She's danced since she was three-years-old. She's now 16. We started out with the cutesy little recreational classes that ended with a recital that had puffy dresses, big bows and a tear-jerker of a song about little girls growing up which made the daddies dig into their wallets to sign up for the next season.

Dance studio: one. Daddy: zero.

I never pushed my daughter to dance. This was something that she truly enjoys doing. She pushes herself to be the best and over the years as I've watched wobbly turns become beautiful leaps I am always amazed at her endurance and perseverance. I've observed her work on the same combination for hours on end, perfecting it until she was content that it could be done consistently to her high-quality standards.

She always has a song going in her head, which she dances to through the aisles of the grocery store, bookstore, school hallways. Dancing is her best friend. It is something that will always be there, will never let her down and will be with her unconditionally. Not very many things meet those qualifications, especially when dealing with a teenage girl. Goodness knows I don't.

As I have watched my daughter dance her way through thirteen years, two things come to mind: Why can't we all be that driven in the things we do and why can't we be as devoted to one activity for as long as she has?
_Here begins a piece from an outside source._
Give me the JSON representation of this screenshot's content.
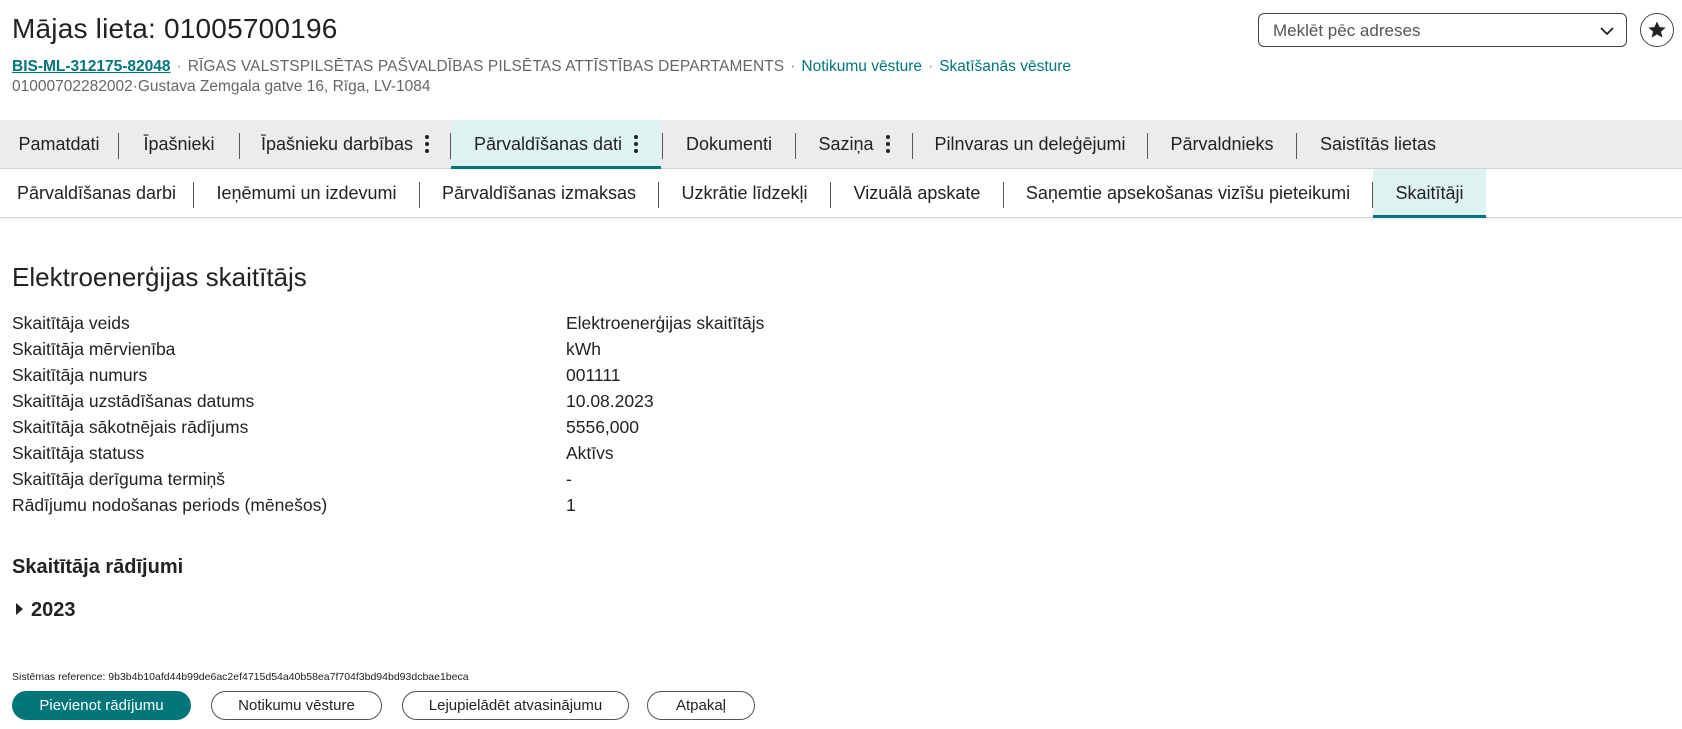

Now mind you, dancing is tough. She spends many hours a week at the studio, her body is conditioned to the point of giving Jillian Michaels a run for her money and some of the combinations she does seem impossible in the world of physics. All this said, dance is a sport, just like any other sport. Don't let anyone tell you differently. It's not pretty costumes and fancy shoes. She sweats. She falls. She pulls muscles and gets hurt. Yet through all of it, she continues to love to dance.

The benefits outweigh the risks. And these benefits have carried into other parts of her life.

She's an amazing student, a true friend, a great little sister. She has allowed the ambition she has with her dancing lead her into success in other areas of her young life, establishing good habits which will continue to carry her a long way.

Can you imagine what it would be like if we adults took something, one thing, that we enjoyed and set out to be the best we could be at it? Would the benefits of success carry over into the rest of our lives?

I believe so.

So why aren't we doing this?

Is it because we are focused on quantity instead of quality, being too involved in too many things to be great at any of it? Is it because we are too selfish to allow other people to outshine us in some areas because we want to be able to claim it as our own? Or have we simply become so passive that we just don't care about quality anymore; we are okay with settling for mediocrity because, well, everyone else is doing it?

I would like to think that these effects are reversible. I would like to think that we could all better ourselves, which would in turn better others, which would, in turn, better the world.

Just as my daughter sashays onto the stage and the spotlight shines on her and the music begins to play instructing her to begin her well-prepared routine, so it is with us in life.

The only difference is how prepared we choose to be.